11 Jan At Home with the Markinsons
SANTA FE, NEW MEXICO, WAS LOVE AT FIRST SIGHT for Arlena Markinson back in 1986. Not so for her Brooklyn-born husband, Martin (Marty), a Broadway producer in Midtown Manhattan.
“I said, ‘Oh my God, what did she do?’” Marty recalls. “This is brown, it’s boring, and I don’t see any buildings.”
He learned to love it, and more than three decades later, both knew their third Santa Fe home was exactly where they wanted to split their time: six months in Santa Fe, six months in their winter home on Maui.
“It was like, whoa, it’s like Hawaii living,” Arlena says.
“Without the water,” Marty adds, “of course.”

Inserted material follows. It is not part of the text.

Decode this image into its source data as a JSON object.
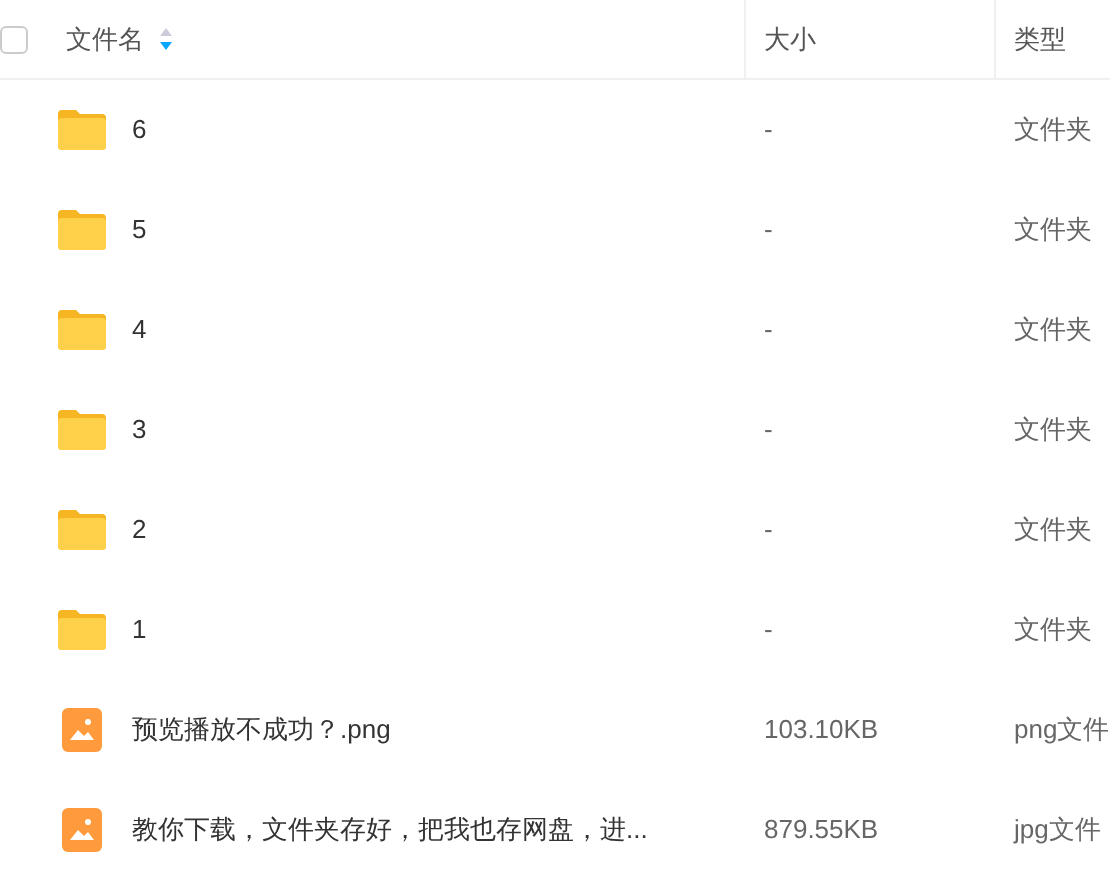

The house, designed and built by Tierra Concepts in 2017, is in the private Las Campanas community northwest of Santa Fe. The firm’s partners, Kurt and Eric Faust, along with Keith Gorges, describe the home as “contextual modern,” blending contemporary and traditional styles throughout its 6,777 square feet (4,777 of heated space, 918 in the garage, and 1,082 under exterior portals), with three bedrooms and three-and-a-half baths.
Tierra Concepts, however, didn’t want to sell the house immediately. “Typically,” Gorges says, “our business works with customers from beginning to end … but it’s important for us every so often to have a house to show our customers.”
That suited the Mark-insons. They were ready to scale down after Marty’s retirement and moving from their Mediterranean/Tuscan-style home to this contemporary house would take some time. And they were about to depart for Hawaii for the winter.
After buying the house, the Markinsons leased it back to Tierra Concepts for a year. The firm brought in Annie O’Carroll Interior Design to stage the house, and the home took the Grand Hacienda Award during Santa Fe’s annual Parade of Homes.
The design blends, what Gorges calls, “Santa Fe Old- World style” with “a more retro-linear, angular, sharp-edged, smoothed form where you have an interplay of different textures.”
Overgrouted stone walls bisect the house, offering a brilliant contrast with smooth, shiny plaster interior walls. Spectacular views are visible throughout the home, thanks to skylights and windows, including floor-to-ceiling windows in the master bathroom. Automated shades and three gas fireplaces, including a see-through, 6-foot-long fireplace in the living room, make up the modern amenities. But the biggest selling point might be the sliding pocket doors that disappear into the walls.
“You really have an outdoor-indoor kind of experience,” Arlena says. “To lie in bed and see the stars at night, and wake up in the morning and see the light coming in, I feel like I’m living outdoors in a tent and breathing in the outside.”
The Markinsons hired Nicole Kuckly, of NAK Interiors, to decorate the home before moving in last September.
“The architecture of the house really set the pace for the interiors,” Kuckly says. “We wanted it to feel very contemporary yet warm and eclectic and very colorful. [Arlena] wanted a lot of color. She wanted it to feel really happy. They were moving from a very traditional home, so we were starting from scratch. Very little of her furniture worked, but we were able to bring over some of her artwork. Rooms had paintings that inspired the colors.”
Marty — whose credits include Bob Fosse’s “Chicago” and the Tony Award-winning “Torch Song Trilogy,” and who owned the Helen Hayes Theatre — commuted for years. Two years ago, he sold the theater and retired.
Posters of his plays hang in his office … and closet … and garage, and Santa Fe has proved the perfect place to finish his memoir, Come Along and Listen to: My Life in Theatre, due this spring from Archway Publishing. “This book is not backstage gossip,” he says. “It’s how I got into the business, the nature of the business, what the business is all about.”
Naturally, Marty knew all about the “magic in the air” on Broadway. But it took him three trips before he saw “the magic” of Santa Fe.
“What triggered the magic was the beauty, the sunrises, the sunsets, and the changing climate without any extremities,” he says. “It never got too cold, and it never got too hot, and it seemed like the sun was always shining here.”